[Records from a data collection]

--------------------------------

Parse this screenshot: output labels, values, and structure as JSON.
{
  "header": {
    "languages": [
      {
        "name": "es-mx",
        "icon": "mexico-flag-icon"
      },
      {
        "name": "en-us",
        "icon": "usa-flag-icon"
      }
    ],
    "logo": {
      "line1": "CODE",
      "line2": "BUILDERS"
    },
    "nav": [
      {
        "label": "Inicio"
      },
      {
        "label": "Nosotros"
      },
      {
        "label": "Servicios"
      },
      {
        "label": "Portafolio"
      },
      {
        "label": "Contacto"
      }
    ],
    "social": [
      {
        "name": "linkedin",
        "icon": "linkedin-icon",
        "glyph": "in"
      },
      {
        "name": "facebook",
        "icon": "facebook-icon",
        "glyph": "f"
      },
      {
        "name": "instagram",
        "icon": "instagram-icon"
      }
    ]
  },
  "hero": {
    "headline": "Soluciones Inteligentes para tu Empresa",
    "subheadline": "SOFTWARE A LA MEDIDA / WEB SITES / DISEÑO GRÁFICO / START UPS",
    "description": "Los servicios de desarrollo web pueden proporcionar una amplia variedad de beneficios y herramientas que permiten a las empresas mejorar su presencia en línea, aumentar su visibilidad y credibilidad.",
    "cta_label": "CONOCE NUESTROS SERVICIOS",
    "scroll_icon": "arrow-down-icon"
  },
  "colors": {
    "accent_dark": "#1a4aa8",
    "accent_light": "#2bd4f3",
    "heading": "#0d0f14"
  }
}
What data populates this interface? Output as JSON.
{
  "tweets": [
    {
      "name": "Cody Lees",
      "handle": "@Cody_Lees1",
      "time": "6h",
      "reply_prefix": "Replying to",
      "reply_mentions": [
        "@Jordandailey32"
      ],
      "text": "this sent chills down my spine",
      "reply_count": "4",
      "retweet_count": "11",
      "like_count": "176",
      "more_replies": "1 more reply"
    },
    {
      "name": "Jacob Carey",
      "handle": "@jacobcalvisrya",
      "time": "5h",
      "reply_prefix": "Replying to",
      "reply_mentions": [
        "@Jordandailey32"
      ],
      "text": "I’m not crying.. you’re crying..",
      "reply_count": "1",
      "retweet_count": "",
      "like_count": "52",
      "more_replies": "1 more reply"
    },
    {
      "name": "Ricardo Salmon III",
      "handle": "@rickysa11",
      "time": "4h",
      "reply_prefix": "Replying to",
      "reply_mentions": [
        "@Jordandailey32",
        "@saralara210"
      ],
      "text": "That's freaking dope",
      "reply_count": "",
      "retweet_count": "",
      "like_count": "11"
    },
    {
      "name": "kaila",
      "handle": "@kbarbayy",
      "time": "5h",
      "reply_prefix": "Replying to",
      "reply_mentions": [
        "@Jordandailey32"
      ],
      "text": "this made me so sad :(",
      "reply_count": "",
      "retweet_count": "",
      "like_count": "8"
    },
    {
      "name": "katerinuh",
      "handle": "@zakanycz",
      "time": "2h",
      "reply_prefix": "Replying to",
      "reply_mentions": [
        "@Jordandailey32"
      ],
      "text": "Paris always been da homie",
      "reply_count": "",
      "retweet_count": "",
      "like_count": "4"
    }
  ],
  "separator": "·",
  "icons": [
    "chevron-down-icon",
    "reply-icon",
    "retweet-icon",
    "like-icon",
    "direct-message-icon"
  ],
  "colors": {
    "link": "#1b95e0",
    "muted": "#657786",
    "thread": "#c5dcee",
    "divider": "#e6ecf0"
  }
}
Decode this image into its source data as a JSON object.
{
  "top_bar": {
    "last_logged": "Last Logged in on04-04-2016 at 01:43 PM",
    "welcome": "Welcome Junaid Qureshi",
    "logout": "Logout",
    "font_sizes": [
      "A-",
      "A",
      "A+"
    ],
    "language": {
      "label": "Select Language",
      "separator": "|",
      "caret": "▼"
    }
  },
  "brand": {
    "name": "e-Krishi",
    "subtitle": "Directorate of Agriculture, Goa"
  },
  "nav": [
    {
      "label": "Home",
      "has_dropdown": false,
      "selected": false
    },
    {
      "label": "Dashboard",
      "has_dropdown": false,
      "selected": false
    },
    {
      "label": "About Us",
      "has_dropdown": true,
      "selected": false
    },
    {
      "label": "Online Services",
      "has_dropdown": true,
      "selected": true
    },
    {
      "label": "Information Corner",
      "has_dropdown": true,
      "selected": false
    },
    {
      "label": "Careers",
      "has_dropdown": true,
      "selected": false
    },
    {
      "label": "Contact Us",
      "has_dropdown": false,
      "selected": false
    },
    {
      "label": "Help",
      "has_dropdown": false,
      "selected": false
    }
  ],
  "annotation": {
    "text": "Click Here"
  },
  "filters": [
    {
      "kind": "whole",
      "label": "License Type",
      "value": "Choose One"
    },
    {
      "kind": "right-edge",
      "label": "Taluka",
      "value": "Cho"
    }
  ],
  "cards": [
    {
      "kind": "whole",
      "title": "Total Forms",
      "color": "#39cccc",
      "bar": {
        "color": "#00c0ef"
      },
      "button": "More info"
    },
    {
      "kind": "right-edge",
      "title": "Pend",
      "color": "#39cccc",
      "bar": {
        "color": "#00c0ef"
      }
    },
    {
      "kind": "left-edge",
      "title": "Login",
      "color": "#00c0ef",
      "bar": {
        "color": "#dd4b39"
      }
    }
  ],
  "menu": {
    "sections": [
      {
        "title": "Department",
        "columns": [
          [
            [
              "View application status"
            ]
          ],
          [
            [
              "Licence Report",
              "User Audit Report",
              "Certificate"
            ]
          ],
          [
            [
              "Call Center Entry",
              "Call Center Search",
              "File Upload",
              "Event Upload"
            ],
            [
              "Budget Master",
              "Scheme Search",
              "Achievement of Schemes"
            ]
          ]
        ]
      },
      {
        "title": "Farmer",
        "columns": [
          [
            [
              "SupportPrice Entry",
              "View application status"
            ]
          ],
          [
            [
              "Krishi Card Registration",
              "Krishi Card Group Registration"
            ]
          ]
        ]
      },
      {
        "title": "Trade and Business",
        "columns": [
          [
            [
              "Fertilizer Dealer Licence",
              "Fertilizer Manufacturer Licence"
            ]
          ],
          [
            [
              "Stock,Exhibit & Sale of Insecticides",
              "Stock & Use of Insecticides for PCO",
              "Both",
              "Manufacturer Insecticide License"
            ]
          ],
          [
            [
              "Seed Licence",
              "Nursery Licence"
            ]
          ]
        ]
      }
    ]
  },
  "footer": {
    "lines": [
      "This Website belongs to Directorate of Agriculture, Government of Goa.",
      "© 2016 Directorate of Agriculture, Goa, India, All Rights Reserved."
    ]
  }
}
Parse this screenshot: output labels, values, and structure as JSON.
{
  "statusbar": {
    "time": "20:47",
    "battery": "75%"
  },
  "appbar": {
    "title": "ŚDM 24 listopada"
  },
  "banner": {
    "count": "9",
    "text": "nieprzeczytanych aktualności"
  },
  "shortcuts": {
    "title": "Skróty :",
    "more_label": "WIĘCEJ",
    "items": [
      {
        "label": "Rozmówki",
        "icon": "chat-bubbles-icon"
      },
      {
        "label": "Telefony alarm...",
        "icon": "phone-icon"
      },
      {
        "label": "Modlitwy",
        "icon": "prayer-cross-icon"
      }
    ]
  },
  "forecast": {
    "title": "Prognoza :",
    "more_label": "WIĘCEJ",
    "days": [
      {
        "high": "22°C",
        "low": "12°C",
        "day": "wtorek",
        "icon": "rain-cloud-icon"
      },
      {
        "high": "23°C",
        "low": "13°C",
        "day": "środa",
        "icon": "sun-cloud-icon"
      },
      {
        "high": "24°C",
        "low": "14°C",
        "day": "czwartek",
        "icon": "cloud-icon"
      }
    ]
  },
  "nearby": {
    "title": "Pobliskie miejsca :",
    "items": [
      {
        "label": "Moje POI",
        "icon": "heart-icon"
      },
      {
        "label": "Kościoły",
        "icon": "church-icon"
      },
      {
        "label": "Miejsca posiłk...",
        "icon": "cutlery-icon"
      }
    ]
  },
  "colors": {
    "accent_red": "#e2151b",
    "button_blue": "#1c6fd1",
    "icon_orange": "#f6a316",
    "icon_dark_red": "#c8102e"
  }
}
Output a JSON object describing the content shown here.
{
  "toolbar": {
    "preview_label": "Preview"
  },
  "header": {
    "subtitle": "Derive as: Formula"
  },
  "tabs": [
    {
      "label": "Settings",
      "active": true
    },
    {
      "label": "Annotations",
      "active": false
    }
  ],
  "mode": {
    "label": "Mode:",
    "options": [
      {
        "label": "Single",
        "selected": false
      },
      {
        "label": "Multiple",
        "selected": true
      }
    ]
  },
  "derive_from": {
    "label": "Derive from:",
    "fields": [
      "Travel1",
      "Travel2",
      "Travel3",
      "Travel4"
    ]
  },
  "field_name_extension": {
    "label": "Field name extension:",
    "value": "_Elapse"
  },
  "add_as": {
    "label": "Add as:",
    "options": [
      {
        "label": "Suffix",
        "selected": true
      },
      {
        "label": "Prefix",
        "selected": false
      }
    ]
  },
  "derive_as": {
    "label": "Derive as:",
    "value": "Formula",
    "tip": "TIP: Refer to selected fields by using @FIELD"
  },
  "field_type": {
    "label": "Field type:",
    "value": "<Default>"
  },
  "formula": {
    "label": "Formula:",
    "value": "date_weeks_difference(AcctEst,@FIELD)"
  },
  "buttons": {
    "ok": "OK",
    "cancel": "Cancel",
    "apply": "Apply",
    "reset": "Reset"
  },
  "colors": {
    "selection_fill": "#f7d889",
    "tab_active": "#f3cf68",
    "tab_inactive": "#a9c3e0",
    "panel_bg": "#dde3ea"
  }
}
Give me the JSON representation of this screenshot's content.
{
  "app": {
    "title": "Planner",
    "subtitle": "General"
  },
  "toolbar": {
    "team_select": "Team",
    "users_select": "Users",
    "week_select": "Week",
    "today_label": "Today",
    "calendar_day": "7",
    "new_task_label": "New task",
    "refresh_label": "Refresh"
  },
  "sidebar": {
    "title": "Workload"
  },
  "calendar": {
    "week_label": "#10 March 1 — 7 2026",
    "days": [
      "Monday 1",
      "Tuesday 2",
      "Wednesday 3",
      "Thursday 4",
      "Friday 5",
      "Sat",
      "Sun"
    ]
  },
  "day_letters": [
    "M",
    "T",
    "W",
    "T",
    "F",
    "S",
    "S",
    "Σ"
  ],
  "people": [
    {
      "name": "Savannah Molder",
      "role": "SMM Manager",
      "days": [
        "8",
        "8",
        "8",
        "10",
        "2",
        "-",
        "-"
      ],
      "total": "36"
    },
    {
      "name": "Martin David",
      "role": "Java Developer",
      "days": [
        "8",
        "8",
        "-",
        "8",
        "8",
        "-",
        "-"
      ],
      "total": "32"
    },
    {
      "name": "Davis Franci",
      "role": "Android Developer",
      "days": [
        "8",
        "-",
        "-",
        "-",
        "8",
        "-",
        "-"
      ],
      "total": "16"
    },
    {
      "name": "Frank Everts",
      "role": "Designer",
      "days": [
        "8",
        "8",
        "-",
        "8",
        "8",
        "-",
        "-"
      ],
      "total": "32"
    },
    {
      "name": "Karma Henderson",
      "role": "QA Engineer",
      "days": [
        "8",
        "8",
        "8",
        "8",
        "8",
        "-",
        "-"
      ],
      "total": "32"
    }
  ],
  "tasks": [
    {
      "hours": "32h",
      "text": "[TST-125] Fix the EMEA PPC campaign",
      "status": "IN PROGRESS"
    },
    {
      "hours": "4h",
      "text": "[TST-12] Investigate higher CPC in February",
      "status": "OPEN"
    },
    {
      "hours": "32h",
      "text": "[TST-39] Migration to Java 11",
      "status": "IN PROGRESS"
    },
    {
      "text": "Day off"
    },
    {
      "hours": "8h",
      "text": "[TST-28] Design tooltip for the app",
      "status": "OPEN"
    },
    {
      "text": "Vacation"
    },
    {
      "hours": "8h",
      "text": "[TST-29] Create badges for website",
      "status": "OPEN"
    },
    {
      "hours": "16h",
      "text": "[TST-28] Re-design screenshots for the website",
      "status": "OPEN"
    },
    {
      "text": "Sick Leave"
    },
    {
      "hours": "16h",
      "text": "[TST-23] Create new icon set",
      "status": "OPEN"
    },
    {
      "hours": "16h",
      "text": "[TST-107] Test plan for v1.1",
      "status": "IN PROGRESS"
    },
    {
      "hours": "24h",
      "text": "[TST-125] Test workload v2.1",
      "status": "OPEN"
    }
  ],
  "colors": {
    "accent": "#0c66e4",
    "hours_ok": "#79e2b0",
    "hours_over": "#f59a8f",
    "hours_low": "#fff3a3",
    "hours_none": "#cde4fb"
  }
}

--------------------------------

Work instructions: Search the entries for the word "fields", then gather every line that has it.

Your solution:
    "fields": [
    "tip": "TIP: Refer to selected fields by using @FIELD"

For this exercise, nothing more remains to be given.